Published 7:30 pm Saturday, December 1, 2012

Rob Ritchie, the son of Harold Ritchie, president of Poole-Ritchie Funeral Home in Bogalusa, was the guest speaker on Tuesday at the regular meeting of the Bogalusa Rotary Club.

Ritchie, who had indicated he would talk about the funeral business, said he had decided against that while thumbing through binders of information, thinking that it would be “too boring.” Instead, he told an interesting story about the origins of his family’s funeral home and how he and his brother, Lewis, became a part of the business.

In 1906, Ritchie said, Poole-Ritchie Funeral Home was established on Austin Street just across from the railroad tracks.

“It was the Poole Livery Stable and Undertaking Company,” he said.

Continuing, Ritchie noted that the funeral home moved from Austin Street to where the Masonic Lodge is now located on Masonic Drive.

“That lasted until about 1939,” he said, “when the current funeral home was built at 216 Alabama Ave.

Not many people know that there’s an elevator right in the center of the building, said Ritchie.

“In the elevator shaft there are big weights and it’s got the year 1939 and the initials of the men who worked on it,” he said. “So it was started in 1939. They finished it in the 1940s.”

Ritchie told the story of how the Ritchie brothers — Harold, Bill and Doug — came to own the funeral home.

“My grandfather worked for the Pooles selling insurance whenever it was the Poole Insurance Agency as well (as a funeral home),” he said, noting it has since been sold to Security Industrial. During that time, Ritchie’s father, Harold, spoke to owner Gloria Poole, asking her to let him know if she ever wanted to sell the funeral home.

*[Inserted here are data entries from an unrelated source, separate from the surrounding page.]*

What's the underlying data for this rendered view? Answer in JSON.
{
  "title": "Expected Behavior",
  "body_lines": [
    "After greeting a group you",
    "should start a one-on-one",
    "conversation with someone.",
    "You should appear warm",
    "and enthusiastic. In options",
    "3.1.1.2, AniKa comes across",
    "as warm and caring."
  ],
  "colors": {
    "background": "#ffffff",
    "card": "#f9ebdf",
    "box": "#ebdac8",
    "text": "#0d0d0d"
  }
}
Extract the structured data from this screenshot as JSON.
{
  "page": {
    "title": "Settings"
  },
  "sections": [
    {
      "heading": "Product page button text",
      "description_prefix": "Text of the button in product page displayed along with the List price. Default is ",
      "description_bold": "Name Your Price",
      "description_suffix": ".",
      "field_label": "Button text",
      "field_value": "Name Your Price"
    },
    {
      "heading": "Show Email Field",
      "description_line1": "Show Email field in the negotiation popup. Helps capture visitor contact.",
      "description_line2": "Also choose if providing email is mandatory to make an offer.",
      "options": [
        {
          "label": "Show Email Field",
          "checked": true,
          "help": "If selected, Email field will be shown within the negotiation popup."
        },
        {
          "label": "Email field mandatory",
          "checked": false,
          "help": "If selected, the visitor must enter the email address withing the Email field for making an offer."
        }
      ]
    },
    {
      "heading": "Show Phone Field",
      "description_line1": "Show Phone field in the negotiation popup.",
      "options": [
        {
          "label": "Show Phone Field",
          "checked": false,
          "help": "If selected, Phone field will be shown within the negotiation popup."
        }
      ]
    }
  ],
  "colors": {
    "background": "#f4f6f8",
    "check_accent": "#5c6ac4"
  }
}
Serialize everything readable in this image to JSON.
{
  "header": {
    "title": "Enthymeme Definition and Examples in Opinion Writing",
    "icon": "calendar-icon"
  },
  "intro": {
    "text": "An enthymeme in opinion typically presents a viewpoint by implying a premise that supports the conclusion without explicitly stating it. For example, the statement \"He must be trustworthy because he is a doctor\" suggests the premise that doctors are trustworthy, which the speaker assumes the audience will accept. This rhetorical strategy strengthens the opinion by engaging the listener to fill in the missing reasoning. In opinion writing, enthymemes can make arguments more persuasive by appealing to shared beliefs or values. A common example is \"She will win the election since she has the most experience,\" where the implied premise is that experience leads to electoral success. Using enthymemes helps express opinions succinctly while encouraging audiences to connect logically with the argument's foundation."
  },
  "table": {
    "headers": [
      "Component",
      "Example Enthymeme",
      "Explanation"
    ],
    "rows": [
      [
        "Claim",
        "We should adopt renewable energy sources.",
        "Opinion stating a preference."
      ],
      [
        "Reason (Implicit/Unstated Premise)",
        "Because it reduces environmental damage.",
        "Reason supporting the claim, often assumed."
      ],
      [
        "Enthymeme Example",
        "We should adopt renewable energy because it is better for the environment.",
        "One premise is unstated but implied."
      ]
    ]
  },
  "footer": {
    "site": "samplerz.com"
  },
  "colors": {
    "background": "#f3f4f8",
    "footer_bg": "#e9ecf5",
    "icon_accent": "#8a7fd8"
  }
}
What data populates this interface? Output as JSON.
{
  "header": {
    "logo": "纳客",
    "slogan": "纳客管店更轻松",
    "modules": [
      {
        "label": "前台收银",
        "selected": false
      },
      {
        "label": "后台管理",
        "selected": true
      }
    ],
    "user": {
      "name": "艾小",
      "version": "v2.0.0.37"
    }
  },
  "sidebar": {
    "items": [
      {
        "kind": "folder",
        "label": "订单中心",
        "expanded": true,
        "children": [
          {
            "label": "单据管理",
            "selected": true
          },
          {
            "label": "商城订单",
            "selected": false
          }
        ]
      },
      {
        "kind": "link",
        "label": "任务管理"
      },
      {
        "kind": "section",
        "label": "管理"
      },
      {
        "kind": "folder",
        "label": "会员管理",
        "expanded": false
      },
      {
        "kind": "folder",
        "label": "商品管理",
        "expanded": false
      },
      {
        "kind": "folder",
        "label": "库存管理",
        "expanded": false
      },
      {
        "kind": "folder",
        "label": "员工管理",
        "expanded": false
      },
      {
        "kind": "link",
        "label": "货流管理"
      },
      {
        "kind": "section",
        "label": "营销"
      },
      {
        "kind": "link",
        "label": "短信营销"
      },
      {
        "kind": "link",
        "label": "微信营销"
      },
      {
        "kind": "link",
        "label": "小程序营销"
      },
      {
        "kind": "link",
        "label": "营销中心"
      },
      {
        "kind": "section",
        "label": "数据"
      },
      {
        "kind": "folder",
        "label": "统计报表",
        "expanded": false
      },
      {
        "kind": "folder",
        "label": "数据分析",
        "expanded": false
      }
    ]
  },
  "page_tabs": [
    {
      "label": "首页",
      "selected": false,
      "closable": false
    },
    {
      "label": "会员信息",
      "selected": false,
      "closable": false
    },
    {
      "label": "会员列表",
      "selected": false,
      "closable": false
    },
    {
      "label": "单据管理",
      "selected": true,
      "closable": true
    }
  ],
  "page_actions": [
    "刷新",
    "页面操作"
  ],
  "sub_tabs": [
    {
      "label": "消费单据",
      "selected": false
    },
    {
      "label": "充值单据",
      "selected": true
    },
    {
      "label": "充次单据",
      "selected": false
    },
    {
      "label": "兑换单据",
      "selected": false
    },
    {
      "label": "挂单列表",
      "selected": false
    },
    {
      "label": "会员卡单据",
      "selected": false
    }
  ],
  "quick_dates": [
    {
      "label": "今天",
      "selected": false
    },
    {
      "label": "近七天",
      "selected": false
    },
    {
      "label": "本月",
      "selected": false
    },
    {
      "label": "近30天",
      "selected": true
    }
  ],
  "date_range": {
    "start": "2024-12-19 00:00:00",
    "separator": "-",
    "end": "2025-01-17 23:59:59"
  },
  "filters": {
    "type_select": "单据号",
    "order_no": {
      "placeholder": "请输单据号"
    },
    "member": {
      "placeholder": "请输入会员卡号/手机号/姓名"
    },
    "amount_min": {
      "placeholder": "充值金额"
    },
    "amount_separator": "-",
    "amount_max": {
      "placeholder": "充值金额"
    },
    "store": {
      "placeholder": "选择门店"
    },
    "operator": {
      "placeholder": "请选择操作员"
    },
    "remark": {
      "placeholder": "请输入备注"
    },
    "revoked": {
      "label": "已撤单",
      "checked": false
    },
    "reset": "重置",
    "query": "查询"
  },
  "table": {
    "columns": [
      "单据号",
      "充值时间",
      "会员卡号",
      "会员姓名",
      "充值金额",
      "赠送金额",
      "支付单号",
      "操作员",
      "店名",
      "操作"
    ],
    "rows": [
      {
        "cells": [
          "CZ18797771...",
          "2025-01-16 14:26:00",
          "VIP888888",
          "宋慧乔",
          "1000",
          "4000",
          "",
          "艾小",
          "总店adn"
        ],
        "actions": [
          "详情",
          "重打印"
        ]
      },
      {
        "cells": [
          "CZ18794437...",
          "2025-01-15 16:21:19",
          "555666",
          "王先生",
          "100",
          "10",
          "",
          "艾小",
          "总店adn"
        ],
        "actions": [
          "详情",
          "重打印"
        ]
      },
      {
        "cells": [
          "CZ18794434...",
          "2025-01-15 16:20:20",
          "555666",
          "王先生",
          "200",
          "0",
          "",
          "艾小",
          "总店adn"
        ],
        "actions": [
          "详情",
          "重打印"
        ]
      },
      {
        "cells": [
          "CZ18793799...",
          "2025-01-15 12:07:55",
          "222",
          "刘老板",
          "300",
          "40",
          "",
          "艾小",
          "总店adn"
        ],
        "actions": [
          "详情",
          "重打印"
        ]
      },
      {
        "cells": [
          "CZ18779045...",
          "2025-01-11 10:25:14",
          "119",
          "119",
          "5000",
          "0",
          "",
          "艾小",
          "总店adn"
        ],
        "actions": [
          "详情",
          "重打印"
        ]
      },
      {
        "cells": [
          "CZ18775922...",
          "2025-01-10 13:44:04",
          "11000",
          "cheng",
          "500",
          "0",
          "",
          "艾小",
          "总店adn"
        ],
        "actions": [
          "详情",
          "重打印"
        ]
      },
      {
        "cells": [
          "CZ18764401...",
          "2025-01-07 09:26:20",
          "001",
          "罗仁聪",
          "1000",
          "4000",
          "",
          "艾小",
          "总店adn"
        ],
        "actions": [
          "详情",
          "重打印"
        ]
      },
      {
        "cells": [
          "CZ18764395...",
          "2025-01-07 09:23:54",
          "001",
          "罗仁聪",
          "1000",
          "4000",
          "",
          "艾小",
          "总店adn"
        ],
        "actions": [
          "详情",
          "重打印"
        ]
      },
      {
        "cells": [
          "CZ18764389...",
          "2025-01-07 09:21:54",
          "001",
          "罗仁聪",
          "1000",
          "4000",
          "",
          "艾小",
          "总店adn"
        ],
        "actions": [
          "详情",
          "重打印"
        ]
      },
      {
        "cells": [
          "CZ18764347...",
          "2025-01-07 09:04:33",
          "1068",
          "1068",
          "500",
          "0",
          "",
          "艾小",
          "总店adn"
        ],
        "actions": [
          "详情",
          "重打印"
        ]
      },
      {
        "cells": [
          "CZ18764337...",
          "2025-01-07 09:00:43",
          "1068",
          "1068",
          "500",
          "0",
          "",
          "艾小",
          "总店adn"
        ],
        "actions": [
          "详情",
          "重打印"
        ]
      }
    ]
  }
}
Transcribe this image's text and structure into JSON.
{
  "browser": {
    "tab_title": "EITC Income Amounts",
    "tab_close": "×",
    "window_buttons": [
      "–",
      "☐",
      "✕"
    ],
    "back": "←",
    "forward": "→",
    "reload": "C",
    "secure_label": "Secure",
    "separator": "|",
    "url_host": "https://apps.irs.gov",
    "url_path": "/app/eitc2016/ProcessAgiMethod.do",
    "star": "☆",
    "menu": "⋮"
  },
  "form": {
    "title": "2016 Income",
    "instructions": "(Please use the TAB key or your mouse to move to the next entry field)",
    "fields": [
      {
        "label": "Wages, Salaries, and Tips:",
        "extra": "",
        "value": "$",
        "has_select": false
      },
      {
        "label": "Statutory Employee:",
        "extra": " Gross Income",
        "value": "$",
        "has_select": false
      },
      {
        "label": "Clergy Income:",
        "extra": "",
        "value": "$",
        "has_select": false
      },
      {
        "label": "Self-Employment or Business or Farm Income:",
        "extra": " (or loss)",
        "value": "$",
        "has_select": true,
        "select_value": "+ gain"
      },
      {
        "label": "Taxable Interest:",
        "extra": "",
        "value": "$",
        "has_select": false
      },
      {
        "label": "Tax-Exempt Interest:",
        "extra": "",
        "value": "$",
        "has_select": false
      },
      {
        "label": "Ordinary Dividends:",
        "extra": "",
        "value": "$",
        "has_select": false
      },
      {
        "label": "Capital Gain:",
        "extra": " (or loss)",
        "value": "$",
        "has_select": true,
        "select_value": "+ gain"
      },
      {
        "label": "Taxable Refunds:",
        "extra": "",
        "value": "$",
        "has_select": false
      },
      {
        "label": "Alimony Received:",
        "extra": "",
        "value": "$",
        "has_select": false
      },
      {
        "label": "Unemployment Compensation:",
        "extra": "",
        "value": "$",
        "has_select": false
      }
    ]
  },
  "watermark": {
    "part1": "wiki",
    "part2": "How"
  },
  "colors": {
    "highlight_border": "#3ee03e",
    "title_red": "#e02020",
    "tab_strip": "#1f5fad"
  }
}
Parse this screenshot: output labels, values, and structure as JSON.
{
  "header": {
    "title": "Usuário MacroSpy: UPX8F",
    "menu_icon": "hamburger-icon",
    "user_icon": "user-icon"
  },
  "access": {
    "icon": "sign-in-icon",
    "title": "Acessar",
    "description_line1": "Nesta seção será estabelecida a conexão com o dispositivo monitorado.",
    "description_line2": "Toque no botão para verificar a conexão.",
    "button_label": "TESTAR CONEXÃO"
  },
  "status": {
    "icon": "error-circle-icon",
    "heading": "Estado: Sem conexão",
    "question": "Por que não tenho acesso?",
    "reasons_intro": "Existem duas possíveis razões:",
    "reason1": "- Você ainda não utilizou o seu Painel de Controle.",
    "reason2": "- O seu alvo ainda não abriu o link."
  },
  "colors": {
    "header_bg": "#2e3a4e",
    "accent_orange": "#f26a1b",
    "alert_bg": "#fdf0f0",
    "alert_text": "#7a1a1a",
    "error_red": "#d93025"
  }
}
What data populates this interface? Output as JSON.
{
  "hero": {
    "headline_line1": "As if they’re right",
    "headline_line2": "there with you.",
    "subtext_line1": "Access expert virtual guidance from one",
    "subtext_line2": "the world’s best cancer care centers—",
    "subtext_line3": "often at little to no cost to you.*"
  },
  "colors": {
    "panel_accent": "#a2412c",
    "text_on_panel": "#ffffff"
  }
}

Eventually, she and the family decided to sell.

Continuing the story Ritchie said Lewis Rawls and James Warner were the two main people on the staff at that time and they had already heard it was going to be sold and were in a position to buy it as well.

“It wound up being pretty heated, because James and Lewis thought they were going to be able to buy it.”

However, Harold started working on a deal with the Poole Insurance Company and the insurance company, in October of 1980, financed the Ritchie brothers buying the funeral home.

The new owners had a difficult time the first few years making ends meet, with just three funerals the first month of ownership. November was a bit better, with 15 calls, said Ritchie.

One bit of advice given to the brothers by someone who had been in the business for many years was this: “Make sure the front door has a window, so you can see people coming. Stand at that door whenever people come in, open it, and let people in. Shake their hand, tell them your name, and hope to learn theirs.”

According to his dad, Ritchie said, for 15 years the brothers were always at the funeral home, apprehensive that they might lose the business.

By 1989, the company had divested itself of the Slidell and Franklinton locations, selling the building in Franklinton to Crain & Sons Funeral Home. The other building, in downtown Slidell, has been turned into medical offices, said Ritchie.

Through the years, James Warner had continued working at Poole-Ritchie. Rawls came back for a little while, Ritchie said, but already had plans to retire, which he soon did. In 2001, Warner passed away.

A few years later, Lewis Ritchie, Rob’s brother, left his job as a golf pro and came back to Bogalusa to work in the funeral business. Before long he persuaded his brother to come join the family business.

Now, the younger Ritchie brothers are working, learning the business, and just waiting for their elders to retire so they can buy the business, said Ritchie, noting that his father had made it clear that the business would not be handed down to he and his brother, but would be for sale.

“I’m ready,” he said, “and I know Lewis is ready. When he first came to talk to me he said it would be a five-year plan. He said, ‘Five years and they’ll retire.’

“That was nine-and-a-half years ago,” he deadpanned. “In the first five years they were working much harder because Lewis and I didn’t know anything. Now, at least they can take time off and not have to worry about leaving it with us. Hopefully, Lewis and I will get the opportunity to buy it in the near future.

“It’s come a long way from the Livery Stable,” he said.

“It’s neat. I’ve enjoyed it. I don’t know if we’ll ever get any relief. I don’t know if I’ll talk my kids into doing it or not. Dad never talked me into it, but I’ve enjoyed it ever since I’ve been here.”